Start of The input

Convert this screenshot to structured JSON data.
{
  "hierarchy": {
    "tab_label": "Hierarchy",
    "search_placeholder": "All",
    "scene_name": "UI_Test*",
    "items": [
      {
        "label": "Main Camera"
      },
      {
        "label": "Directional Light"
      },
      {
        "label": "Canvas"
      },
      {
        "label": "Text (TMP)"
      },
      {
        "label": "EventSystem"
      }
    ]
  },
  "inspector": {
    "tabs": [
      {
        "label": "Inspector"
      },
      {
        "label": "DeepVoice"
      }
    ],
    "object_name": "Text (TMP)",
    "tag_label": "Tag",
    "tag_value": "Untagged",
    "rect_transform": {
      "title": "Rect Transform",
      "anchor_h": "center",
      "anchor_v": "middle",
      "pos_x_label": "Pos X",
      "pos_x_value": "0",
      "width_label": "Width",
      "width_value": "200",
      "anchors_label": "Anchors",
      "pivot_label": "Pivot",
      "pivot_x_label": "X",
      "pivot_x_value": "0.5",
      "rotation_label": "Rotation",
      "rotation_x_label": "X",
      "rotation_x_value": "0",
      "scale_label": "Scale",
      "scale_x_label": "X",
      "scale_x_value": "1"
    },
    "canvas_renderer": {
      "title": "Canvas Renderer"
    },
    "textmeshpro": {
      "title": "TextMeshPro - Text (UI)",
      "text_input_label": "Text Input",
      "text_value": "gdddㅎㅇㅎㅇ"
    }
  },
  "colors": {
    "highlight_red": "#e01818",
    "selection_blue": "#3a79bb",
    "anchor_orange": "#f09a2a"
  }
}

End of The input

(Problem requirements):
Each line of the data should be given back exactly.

(Exercise result):
Convert this screenshot to structured JSON data.
{
  "hierarchy": {
    "tab_label": "Hierarchy",
    "search_placeholder": "All",
    "scene_name": "UI_Test*",
    "items": [
      {
        "label": "Main Camera"
      },
      {
        "label": "Directional Light"
      },
      {
        "label": "Canvas"
      },
      {
        "label": "Text (TMP)"
      },
      {
        "label": "EventSystem"
      }
    ]
  },
  "inspector": {
    "tabs": [
      {
        "label": "Inspector"
      },
      {
        "label": "DeepVoice"
      }
    ],
    "object_name": "Text (TMP)",
    "tag_label": "Tag",
    "tag_value": "Untagged",
    "rect_transform": {
      "title": "Rect Transform",
      "anchor_h": "center",
      "anchor_v": "middle",
      "pos_x_label": "Pos X",
      "pos_x_value": "0",
      "width_label": "Width",
      "width_value": "200",
      "anchors_label": "Anchors",
      "pivot_label": "Pivot",
      "pivot_x_label": "X",
      "pivot_x_value": "0.5",
      "rotation_label": "Rotation",
      "rotation_x_label": "X",
      "rotation_x_value": "0",
      "scale_label": "Scale",
      "scale_x_label": "X",
      "scale_x_value": "1"
    },
    "canvas_renderer": {
      "title": "Canvas Renderer"
    },
    "textmeshpro": {
      "title": "TextMeshPro - Text (UI)",
      "text_input_label": "Text Input",
      "text_value": "gdddㅎㅇㅎㅇ"
    }
  },
  "colors": {
    "highlight_red": "#e01818",
    "selection_blue": "#3a79bb",
    "anchor_orange": "#f09a2a"
  }
}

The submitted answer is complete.